=== Begin Enclosure ===

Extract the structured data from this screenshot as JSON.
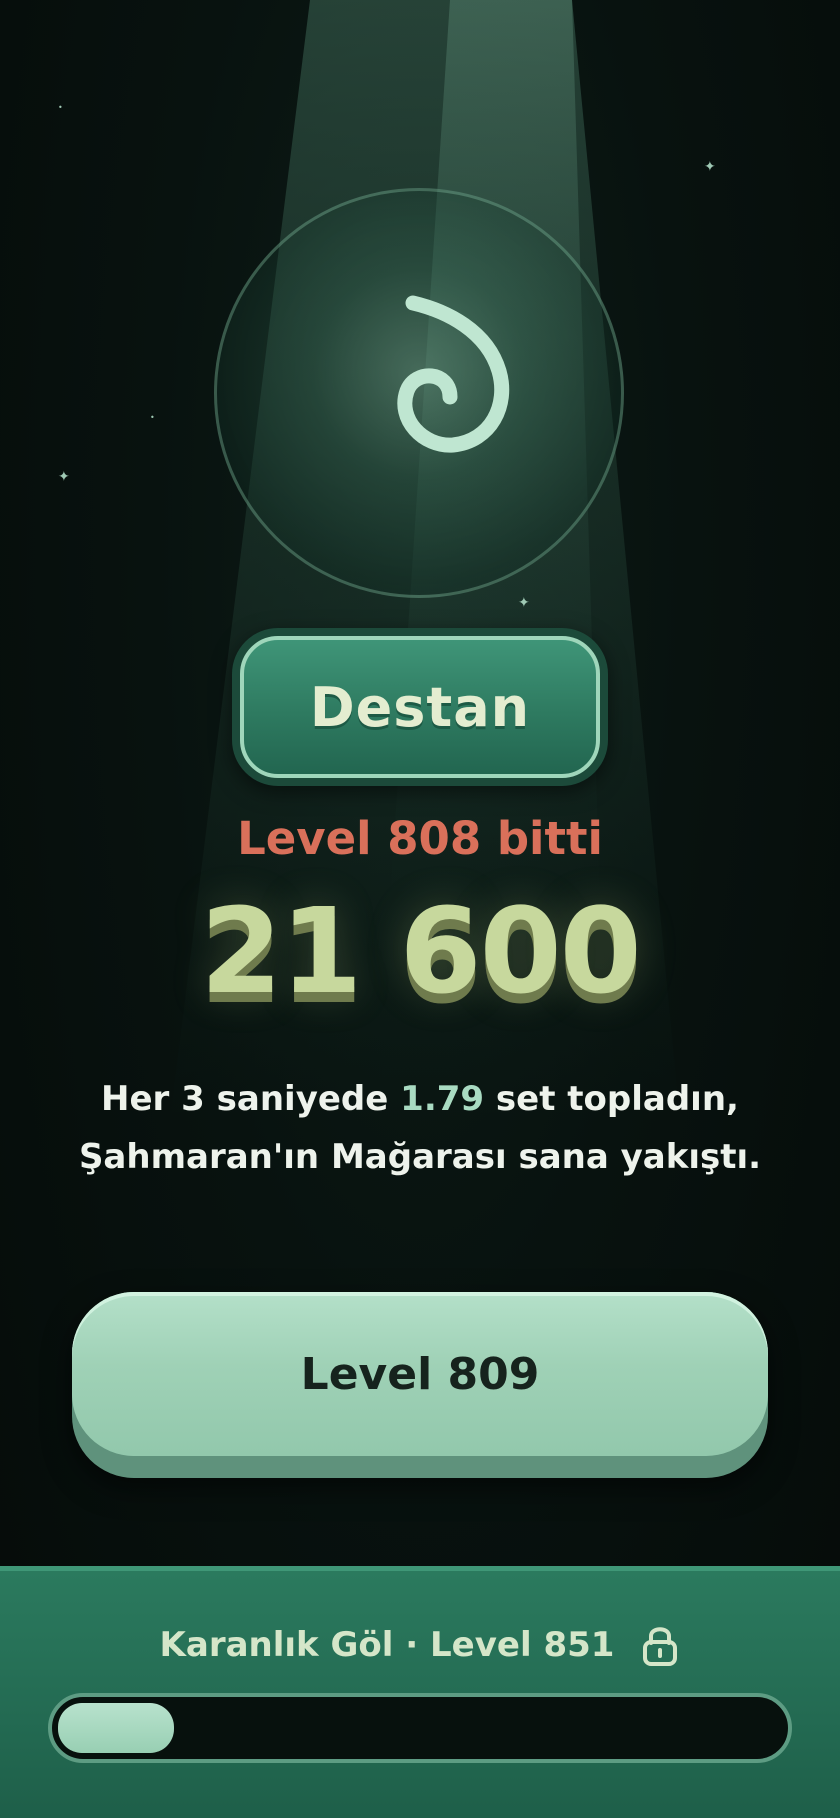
{
  "result": {
    "rank_label": "Destan",
    "level_done": "Level 808 bitti",
    "score": "21 600",
    "message": {
      "line1_prefix": "Her 3 saniyede ",
      "line1_highlight": "1.79",
      "line1_suffix": " set topladın,",
      "line2": "Şahmaran'ın Mağarası sana yakıştı."
    }
  },
  "next_button": {
    "label": "Level 809"
  },
  "destination": {
    "label": "Karanlık Göl · Level 851",
    "icon": "lock-icon",
    "progress": 0.16
  },
  "colors": {
    "accent_red": "#d9705a",
    "score": "#c7d89d",
    "highlight": "#a9dbc2",
    "button": "#a3d4ba",
    "panel": "#2b7a5e"
  }
}
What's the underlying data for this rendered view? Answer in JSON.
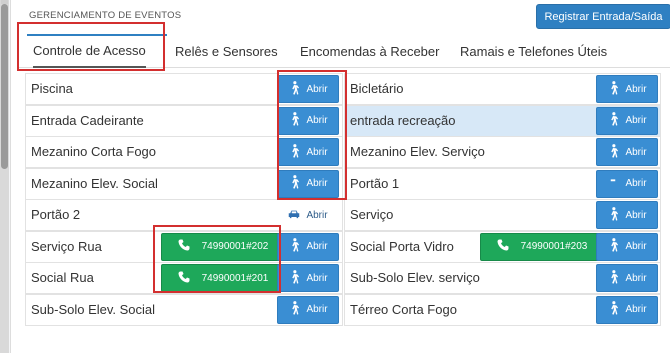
{
  "header": {
    "title": "GERENCIAMENTO DE EVENTOS",
    "register_button": "Registrar Entrada/Saída"
  },
  "tabs": [
    {
      "label": "Controle de Acesso",
      "active": true
    },
    {
      "label": "Relês e Sensores",
      "active": false
    },
    {
      "label": "Encomendas à Receber",
      "active": false
    },
    {
      "label": "Ramais e Telefones Úteis",
      "active": false
    }
  ],
  "left_rows": [
    {
      "label": "Piscina",
      "button": "Abrir",
      "icon": "walking-person-icon"
    },
    {
      "label": "Entrada Cadeirante",
      "button": "Abrir",
      "icon": "walking-person-icon"
    },
    {
      "label": "Mezanino Corta Fogo",
      "button": "Abrir",
      "icon": "walking-person-icon"
    },
    {
      "label": "Mezanino Elev. Social",
      "button": "Abrir",
      "icon": "walking-person-icon"
    },
    {
      "label": "Portão 2",
      "button": "Abrir",
      "icon": "car-icon"
    },
    {
      "label": "Serviço Rua",
      "button": "Abrir",
      "icon": "walking-person-icon",
      "phone": "74990001#202"
    },
    {
      "label": "Social Rua",
      "button": "Abrir",
      "icon": "walking-person-icon",
      "phone": "74990001#201"
    },
    {
      "label": "Sub-Solo Elev. Social",
      "button": "Abrir",
      "icon": "walking-person-icon"
    }
  ],
  "right_rows": [
    {
      "label": "Bicletário",
      "button": "Abrir",
      "icon": "walking-person-icon"
    },
    {
      "label": "entrada recreação",
      "button": "Abrir",
      "icon": "walking-person-icon"
    },
    {
      "label": "Mezanino Elev. Serviço",
      "button": "Abrir",
      "icon": "walking-person-icon"
    },
    {
      "label": "Portão 1",
      "button": "Abrir",
      "icon": "car-icon"
    },
    {
      "label": "Serviço",
      "button": "Abrir",
      "icon": "walking-person-icon"
    },
    {
      "label": "Social Porta Vidro",
      "button": "Abrir",
      "icon": "walking-person-icon",
      "phone": "74990001#203"
    },
    {
      "label": "Sub-Solo Elev. serviço",
      "button": "Abrir",
      "icon": "walking-person-icon"
    },
    {
      "label": "Térreo Corta Fogo",
      "button": "Abrir",
      "icon": "walking-person-icon"
    }
  ],
  "colors": {
    "primary": "#3a8ed3",
    "success": "#1ea85a",
    "highlight_row": "#d7e8f7",
    "annotation_red": "#d32f2f"
  }
}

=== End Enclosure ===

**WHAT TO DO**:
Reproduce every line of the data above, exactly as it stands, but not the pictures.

**SOLVED EXERCISE**:
Extract the structured data from this screenshot as JSON.
{
  "result": {
    "rank_label": "Destan",
    "level_done": "Level 808 bitti",
    "score": "21 600",
    "message": {
      "line1_prefix": "Her 3 saniyede ",
      "line1_highlight": "1.79",
      "line1_suffix": " set topladın,",
      "line2": "Şahmaran'ın Mağarası sana yakıştı."
    }
  },
  "next_button": {
    "label": "Level 809"
  },
  "destination": {
    "label": "Karanlık Göl · Level 851",
    "icon": "lock-icon",
    "progress": 0.16
  },
  "colors": {
    "accent_red": "#d9705a",
    "score": "#c7d89d",
    "highlight": "#a9dbc2",
    "button": "#a3d4ba",
    "panel": "#2b7a5e"
  }
}
What's the underlying data for this rendered view? Answer in JSON.
{
  "header": {
    "title": "GERENCIAMENTO DE EVENTOS",
    "register_button": "Registrar Entrada/Saída"
  },
  "tabs": [
    {
      "label": "Controle de Acesso",
      "active": true
    },
    {
      "label": "Relês e Sensores",
      "active": false
    },
    {
      "label": "Encomendas à Receber",
      "active": false
    },
    {
      "label": "Ramais e Telefones Úteis",
      "active": false
    }
  ],
  "left_rows": [
    {
      "label": "Piscina",
      "button": "Abrir",
      "icon": "walking-person-icon"
    },
    {
      "label": "Entrada Cadeirante",
      "button": "Abrir",
      "icon": "walking-person-icon"
    },
    {
      "label": "Mezanino Corta Fogo",
      "button": "Abrir",
      "icon": "walking-person-icon"
    },
    {
      "label": "Mezanino Elev. Social",
      "button": "Abrir",
      "icon": "walking-person-icon"
    },
    {
      "label": "Portão 2",
      "button": "Abrir",
      "icon": "car-icon"
    },
    {
      "label": "Serviço Rua",
      "button": "Abrir",
      "icon": "walking-person-icon",
      "phone": "74990001#202"
    },
    {
      "label": "Social Rua",
      "button": "Abrir",
      "icon": "walking-person-icon",
      "phone": "74990001#201"
    },
    {
      "label": "Sub-Solo Elev. Social",
      "button": "Abrir",
      "icon": "walking-person-icon"
    }
  ],
  "right_rows": [
    {
      "label": "Bicletário",
      "button": "Abrir",
      "icon": "walking-person-icon"
    },
    {
      "label": "entrada recreação",
      "button": "Abrir",
      "icon": "walking-person-icon"
    },
    {
      "label": "Mezanino Elev. Serviço",
      "button": "Abrir",
      "icon": "walking-person-icon"
    },
    {
      "label": "Portão 1",
      "button": "Abrir",
      "icon": "car-icon"
    },
    {
      "label": "Serviço",
      "button": "Abrir",
      "icon": "walking-person-icon"
    },
    {
      "label": "Social Porta Vidro",
      "button": "Abrir",
      "icon": "walking-person-icon",
      "phone": "74990001#203"
    },
    {
      "label": "Sub-Solo Elev. serviço",
      "button": "Abrir",
      "icon": "walking-person-icon"
    },
    {
      "label": "Térreo Corta Fogo",
      "button": "Abrir",
      "icon": "walking-person-icon"
    }
  ],
  "colors": {
    "primary": "#3a8ed3",
    "success": "#1ea85a",
    "highlight_row": "#d7e8f7",
    "annotation_red": "#d32f2f"
  }
}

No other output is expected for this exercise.